Demonstrate communication skills that transfer complex knowledge or sensitive issues via written or verbal modalities at a high professional level.

Display skills to analyse and synthesise knowledge from the primary source material and literature in order to provide practical solutions to complex problems in the context of ethical, contemporary social and future work decisions.

Demonstrate knowledge and its expert application including independent discernment in a range of specialised contexts; exemplifying an understanding of the human relationship to God, and Christian framework for conduct, attitudes towards others, and human worth.

Acquisition of tools for ethical and value-driven decision-making, and project design.

Learning occurs through prescribed reading, class interaction and activities, scenario-based analysis and projects including written work and research. This unit may include online presentation and interactive learning strategies. The unit is supported at every offering by access to an online lecturer and to the resources and student support services of the College.

Formal assessment is a mandatory part of this course. In order to successfully complete the course, you must pass all assessments and ensure you adhere to the relevant due dates.
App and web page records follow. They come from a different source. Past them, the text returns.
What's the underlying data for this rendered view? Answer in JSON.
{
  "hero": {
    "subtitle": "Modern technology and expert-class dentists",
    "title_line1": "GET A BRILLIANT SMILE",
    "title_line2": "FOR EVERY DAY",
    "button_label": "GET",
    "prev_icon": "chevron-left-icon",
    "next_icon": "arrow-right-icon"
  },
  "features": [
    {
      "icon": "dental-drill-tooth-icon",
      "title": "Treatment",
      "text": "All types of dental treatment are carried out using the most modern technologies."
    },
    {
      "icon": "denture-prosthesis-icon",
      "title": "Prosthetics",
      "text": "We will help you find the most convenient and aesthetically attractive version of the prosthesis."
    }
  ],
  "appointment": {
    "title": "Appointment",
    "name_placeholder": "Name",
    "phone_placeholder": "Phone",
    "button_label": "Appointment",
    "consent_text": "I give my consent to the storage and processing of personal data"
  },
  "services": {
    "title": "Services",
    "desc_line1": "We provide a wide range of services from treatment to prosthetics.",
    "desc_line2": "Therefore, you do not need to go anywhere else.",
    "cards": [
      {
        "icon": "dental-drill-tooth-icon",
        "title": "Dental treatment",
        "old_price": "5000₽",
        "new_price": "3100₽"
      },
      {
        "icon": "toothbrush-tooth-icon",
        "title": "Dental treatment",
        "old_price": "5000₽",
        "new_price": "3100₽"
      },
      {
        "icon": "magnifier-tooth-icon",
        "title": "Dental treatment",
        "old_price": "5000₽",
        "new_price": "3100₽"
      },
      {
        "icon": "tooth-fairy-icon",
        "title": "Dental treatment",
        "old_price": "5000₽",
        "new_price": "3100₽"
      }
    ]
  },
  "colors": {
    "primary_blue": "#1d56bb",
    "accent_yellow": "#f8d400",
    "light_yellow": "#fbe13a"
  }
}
Details of the specific assessment requirements can be found by contacting the Integrative Studies program.


Music

The series of small ensemble units is designed to maximise skill outcomes in all aspects of small ensemble performance skills in a choice of classical, vocal, jazz, rock, world music, contemporary and worship ensembles.

The units consist of weekly two-hour tutorials with an ensemble tutor to inform and develop ensemble skills, including intonation, balance, sympathetic expression, ensemble co-ordination and performance etiquette. Ensembles are performed at the end of the course in an evening performance held at the college or at a venue in Sydney.

Select, rehearse, arrange and perform repertoire in small groups.

Practical immersive workshops.

Course fee: $1,135

Course duration: 13 weeks

Intake: Feb, Jul

Face-to-face delivery on campus

Course fee: $1,135

Course duration: 13 weeks

Intake: Feb, Jul

Face-to-face delivery on campus

Course fee: $1,135

Course duration: 13 weeks

Intake: Feb, Jul

Face-to-face delivery on campus

Course fee: $1,135

Course duration: 13 weeks

Intake: Feb, Jul

Face-to-face delivery on campus

TOP